**Prompt**
Which lines in the records below contain the word "JSON"? Copy each of them.

(Data excerpts)
┌────────

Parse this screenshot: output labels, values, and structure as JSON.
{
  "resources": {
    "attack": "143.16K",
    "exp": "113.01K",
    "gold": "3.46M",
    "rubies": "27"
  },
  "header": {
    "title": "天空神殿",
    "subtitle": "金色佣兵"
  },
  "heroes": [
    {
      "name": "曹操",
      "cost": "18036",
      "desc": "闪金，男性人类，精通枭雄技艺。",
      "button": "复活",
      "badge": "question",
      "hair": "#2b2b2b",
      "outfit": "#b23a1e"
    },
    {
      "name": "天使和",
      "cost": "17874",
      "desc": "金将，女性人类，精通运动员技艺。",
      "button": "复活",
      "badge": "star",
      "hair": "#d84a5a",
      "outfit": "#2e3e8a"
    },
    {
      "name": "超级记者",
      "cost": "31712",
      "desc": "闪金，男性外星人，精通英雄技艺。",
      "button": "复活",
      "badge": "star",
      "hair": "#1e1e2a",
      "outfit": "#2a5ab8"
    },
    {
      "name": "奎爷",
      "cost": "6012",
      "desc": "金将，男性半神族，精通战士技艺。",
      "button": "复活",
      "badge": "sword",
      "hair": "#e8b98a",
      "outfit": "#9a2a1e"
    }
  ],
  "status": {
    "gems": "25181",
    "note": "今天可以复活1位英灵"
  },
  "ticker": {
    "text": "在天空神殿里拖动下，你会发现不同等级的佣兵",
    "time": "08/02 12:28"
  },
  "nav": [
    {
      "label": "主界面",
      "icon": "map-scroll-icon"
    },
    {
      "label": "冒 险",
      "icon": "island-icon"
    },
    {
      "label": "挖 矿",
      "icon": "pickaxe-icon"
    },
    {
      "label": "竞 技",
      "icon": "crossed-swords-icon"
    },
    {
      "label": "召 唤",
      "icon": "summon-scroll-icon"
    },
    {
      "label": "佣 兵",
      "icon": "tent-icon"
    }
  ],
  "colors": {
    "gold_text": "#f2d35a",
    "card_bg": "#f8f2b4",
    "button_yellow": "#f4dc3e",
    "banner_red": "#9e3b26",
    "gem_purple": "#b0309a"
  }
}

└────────
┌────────

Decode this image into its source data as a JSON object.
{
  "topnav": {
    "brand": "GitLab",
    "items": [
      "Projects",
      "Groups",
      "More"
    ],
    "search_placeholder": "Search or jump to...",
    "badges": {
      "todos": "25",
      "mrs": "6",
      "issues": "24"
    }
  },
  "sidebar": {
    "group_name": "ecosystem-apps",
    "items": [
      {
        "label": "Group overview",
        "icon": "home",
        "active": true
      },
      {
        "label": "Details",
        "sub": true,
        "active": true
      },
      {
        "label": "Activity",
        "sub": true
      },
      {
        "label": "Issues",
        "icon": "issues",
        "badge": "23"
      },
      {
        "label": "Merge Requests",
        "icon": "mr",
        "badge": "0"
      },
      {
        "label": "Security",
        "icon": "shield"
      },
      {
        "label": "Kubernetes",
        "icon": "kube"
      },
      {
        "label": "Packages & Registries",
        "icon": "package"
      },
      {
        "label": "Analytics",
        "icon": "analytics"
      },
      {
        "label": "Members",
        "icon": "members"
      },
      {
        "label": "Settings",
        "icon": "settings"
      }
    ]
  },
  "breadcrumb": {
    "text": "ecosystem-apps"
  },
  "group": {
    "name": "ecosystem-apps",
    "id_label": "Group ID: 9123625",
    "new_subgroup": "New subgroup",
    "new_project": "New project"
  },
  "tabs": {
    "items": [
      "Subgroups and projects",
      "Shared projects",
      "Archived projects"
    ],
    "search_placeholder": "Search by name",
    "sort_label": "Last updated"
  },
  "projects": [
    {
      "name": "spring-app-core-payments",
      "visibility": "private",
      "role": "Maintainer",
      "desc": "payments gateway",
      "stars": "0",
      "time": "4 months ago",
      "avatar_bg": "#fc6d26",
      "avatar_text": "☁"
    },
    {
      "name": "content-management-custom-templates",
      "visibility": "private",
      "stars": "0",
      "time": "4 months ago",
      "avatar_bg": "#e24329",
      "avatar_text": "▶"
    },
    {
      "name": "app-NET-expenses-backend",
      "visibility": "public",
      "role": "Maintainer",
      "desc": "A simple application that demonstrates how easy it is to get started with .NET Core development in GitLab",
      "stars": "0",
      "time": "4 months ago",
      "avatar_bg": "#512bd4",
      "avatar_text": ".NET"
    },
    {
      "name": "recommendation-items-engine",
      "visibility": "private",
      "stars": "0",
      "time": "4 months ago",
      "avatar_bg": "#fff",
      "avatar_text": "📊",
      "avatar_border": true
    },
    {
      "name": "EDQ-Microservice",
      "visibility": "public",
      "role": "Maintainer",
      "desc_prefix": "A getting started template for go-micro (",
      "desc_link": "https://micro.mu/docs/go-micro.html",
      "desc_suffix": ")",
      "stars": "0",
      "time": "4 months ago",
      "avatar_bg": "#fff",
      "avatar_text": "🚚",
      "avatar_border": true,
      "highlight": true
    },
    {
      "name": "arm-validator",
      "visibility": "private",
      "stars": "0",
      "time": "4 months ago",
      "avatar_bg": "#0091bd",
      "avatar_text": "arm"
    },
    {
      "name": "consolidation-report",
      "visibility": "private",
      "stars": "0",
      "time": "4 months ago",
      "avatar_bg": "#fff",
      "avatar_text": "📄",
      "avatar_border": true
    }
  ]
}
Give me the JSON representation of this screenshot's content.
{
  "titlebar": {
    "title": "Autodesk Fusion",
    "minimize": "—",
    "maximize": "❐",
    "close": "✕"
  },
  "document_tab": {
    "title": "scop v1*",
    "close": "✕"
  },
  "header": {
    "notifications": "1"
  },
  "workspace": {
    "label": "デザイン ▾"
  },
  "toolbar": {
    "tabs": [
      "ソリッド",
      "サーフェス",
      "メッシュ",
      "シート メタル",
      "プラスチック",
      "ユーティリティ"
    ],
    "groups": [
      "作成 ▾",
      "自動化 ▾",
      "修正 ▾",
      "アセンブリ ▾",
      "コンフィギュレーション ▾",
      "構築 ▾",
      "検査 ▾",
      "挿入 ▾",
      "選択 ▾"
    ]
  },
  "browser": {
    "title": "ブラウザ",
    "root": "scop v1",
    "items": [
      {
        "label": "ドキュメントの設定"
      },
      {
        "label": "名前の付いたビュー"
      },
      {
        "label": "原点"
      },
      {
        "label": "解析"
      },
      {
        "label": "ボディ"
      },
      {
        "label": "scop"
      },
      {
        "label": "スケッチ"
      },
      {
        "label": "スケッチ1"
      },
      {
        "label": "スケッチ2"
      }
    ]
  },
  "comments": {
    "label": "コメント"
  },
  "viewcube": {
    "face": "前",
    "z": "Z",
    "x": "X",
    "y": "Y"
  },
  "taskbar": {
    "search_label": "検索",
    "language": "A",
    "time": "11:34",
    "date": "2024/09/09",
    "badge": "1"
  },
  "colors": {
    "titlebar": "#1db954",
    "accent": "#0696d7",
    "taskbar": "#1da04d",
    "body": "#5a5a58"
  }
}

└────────
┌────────

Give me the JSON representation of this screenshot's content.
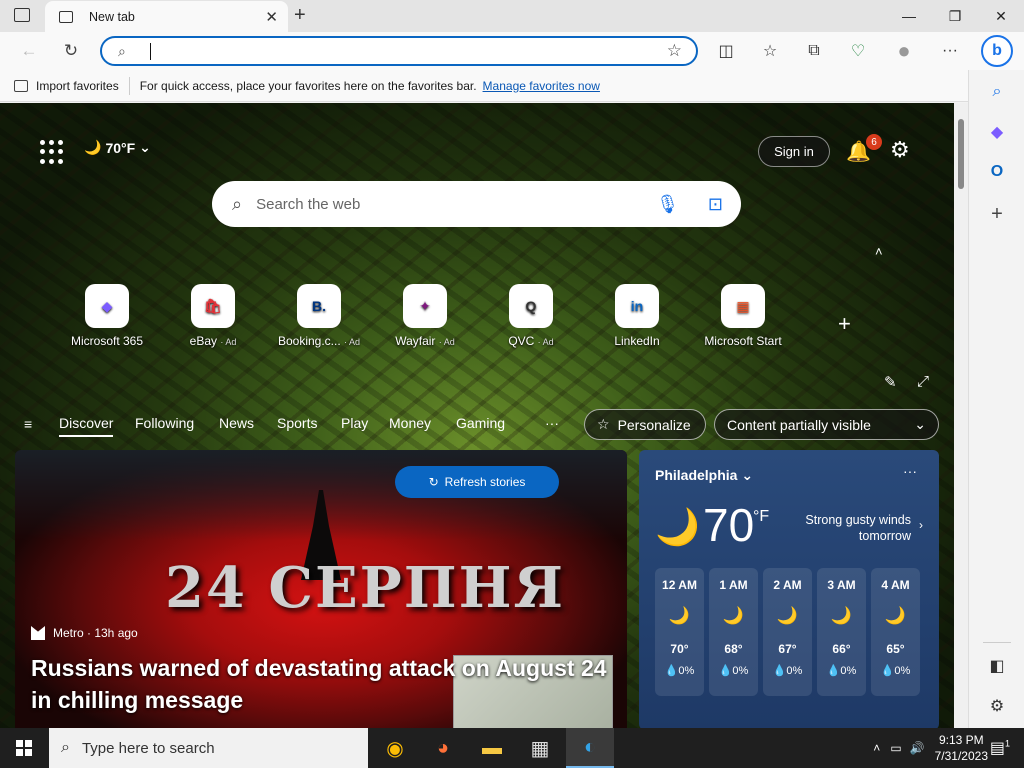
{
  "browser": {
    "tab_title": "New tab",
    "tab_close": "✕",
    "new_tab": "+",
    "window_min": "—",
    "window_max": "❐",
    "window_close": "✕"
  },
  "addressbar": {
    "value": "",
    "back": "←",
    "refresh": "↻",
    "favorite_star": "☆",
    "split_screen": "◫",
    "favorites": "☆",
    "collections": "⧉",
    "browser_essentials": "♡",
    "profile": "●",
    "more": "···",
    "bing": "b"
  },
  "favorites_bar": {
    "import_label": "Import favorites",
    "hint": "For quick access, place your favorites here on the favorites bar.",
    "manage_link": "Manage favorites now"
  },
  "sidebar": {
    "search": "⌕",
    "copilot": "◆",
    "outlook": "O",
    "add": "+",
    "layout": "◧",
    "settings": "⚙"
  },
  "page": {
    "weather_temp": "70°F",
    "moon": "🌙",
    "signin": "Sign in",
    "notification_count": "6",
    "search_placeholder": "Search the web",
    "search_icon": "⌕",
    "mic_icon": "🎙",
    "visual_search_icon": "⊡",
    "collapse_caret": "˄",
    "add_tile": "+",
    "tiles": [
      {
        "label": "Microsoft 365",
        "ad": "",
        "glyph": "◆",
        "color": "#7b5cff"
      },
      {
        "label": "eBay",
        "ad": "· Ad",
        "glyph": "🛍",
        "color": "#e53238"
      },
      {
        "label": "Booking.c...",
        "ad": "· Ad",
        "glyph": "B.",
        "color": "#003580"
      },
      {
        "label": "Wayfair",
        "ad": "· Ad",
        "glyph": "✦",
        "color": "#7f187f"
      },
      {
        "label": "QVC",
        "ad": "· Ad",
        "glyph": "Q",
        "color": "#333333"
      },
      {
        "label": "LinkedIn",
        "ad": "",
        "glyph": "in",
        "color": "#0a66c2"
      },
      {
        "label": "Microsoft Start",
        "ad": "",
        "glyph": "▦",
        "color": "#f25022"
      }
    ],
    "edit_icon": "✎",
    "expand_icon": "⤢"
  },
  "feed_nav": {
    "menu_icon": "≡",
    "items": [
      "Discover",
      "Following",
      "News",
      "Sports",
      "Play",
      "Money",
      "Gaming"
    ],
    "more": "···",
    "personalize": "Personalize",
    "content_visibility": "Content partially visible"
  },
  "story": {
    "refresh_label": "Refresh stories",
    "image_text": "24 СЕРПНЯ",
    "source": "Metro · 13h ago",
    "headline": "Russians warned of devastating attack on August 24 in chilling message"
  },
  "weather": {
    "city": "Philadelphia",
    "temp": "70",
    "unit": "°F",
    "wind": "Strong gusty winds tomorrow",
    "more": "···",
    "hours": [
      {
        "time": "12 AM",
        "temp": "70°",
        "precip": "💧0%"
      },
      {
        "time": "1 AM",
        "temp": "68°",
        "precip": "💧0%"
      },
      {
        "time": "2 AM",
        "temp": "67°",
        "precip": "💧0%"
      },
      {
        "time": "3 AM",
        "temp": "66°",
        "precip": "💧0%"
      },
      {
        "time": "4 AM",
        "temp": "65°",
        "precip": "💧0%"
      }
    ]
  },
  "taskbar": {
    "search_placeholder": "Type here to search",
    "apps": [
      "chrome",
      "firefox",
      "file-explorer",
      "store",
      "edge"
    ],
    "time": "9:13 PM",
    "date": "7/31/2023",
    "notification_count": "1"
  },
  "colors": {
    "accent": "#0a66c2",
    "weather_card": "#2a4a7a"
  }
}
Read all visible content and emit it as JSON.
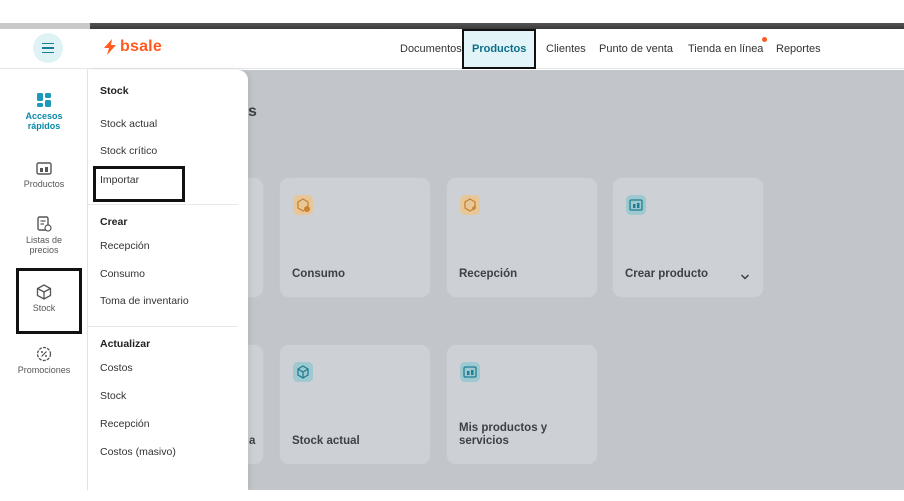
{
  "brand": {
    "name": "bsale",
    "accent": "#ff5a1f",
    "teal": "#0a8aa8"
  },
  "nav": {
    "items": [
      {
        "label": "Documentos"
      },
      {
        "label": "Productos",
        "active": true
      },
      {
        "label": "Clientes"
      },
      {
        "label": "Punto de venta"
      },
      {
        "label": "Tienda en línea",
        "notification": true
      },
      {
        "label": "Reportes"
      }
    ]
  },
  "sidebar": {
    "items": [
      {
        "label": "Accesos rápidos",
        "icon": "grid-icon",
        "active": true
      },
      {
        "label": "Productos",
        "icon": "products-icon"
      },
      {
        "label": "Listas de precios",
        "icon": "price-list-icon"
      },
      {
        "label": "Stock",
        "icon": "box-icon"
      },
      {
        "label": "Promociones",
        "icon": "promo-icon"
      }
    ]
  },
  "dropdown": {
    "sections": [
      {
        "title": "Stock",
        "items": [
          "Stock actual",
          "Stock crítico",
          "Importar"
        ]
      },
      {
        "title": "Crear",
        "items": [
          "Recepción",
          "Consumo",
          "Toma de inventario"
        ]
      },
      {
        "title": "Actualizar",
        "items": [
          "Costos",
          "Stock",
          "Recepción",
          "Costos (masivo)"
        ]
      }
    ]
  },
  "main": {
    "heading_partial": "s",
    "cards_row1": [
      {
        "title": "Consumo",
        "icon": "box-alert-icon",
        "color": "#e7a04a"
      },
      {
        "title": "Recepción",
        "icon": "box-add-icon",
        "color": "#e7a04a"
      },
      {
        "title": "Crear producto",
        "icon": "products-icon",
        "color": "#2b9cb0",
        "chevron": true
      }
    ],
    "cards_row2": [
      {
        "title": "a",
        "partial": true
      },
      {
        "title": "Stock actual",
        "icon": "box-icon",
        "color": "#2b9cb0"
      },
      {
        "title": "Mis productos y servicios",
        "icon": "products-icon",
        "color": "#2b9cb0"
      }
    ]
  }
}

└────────

**Exercise response**
Parse this screenshot: output labels, values, and structure as JSON.
Decode this image into its source data as a JSON object.
Give me the JSON representation of this screenshot's content.
Give me the JSON representation of this screenshot's content.
Read all visible content and emit it as JSON.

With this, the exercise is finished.